From the start, great interest was shown by the population in planting fruit trees (1). This seemed reasonable and ensured the care of the trees as these have a known use and are of real direct benefit to the producer. As mentioned earlier on, logging in Rio San Juan has essentially benefited the logging companies, as it is hard for the population to obtain logging permits, even in their own farms. The result has been reforestation of 132 has with native wood species and 626 has with fruit trees.
The conjunction of protected spaces by the peasants also made it possible to set up small collective reserves which, although remaining the property of individual peasants, on bordering the outer limits of the farms, de facto became micro reserves (50 to 200 hectares that are not used for livestock, agriculture or forestry activities, due to difficulty in accessing them).
A geographical information system was designed and set up, in order to systematise data from the farms. It has not been possible to consolidate this information because the project only lasted two years and there was no funding to ensure its continuity. More than 700 hectares were planted and large amounts of fruit will be produced. Plans have to be made for the 30 thousand tons of fruit that will be available in the municipality in three years time.
The participatory process led to priorities being established by the population and made it possible to reforest and protect 363 sources of water in addition to the drinking water sources in the settlements of Buena Vista, El Castillo and Laureano Mairena. The school areas in Buena Vista, Marcelo, Marlon Zelaya and Sábalos were also reforested.

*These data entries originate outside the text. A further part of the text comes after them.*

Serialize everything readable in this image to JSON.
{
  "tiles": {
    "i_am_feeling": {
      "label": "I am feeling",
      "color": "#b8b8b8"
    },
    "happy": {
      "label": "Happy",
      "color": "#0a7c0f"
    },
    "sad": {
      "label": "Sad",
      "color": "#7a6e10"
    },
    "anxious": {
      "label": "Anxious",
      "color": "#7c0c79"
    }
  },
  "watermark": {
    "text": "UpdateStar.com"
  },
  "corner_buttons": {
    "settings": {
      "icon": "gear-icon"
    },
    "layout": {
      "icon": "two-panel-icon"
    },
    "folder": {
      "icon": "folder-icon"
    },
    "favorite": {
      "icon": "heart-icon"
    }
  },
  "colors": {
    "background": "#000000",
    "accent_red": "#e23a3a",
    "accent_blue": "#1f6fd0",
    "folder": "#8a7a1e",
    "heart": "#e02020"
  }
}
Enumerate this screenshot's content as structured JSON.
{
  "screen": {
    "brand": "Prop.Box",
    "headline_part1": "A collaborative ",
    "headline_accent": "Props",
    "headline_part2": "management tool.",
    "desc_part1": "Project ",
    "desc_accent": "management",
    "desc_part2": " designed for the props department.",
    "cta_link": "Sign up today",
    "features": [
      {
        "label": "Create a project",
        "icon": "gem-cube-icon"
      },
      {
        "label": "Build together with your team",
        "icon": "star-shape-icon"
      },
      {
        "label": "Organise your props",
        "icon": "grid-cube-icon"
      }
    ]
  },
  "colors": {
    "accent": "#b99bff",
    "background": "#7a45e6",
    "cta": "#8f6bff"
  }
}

One of the problems that arose is that, in spite of having land available for reforestation, the population had its doubts about planting trees and carrying out forest management, as they are sure it will be the logging companies that will benefit from this task. The clearest proof is that 80% of the plants requested by the population were fruit trees, which they can use without interference from external interests.
International processes such as debt swapping for forests or exchange of carbon sinks have been mentioned by officials from the capital city to the local population, but they have their doubts on the validity of these proposals.
If, on the one hand, there were no regulations hindering use of timber by the population that owns the land and, on the other real incentives were given to the producers to plant trees for timber, perhaps a change would be possible. So far, what has happened is that, for example, the Austrian government supports the region in the operation of a saw mill with a view to increase plantation of trees for timber, but when they log they only pay a symbolic US$ 25 per tree to the owner of the farm.
Summing up, reforestation has a potential for participatory processes of social environmental enhancement, both due to its short term effects and due to the results we can expect in the long term for conservation and sustainable forest use, although real incentives need to be generated for the peasants, sharing benefits as required by the Biological Diversity Convention.
(1) List of fruit tree species used: Avocado, Mango, Orange, Mandarin, Lemon, Lime, Coffee Shrub, Pear, Cacao, Peach Palm, Papaya, Cachimant, Coconut, Banana
By Daniel Querol, e-mail: firstname.lastname@example.org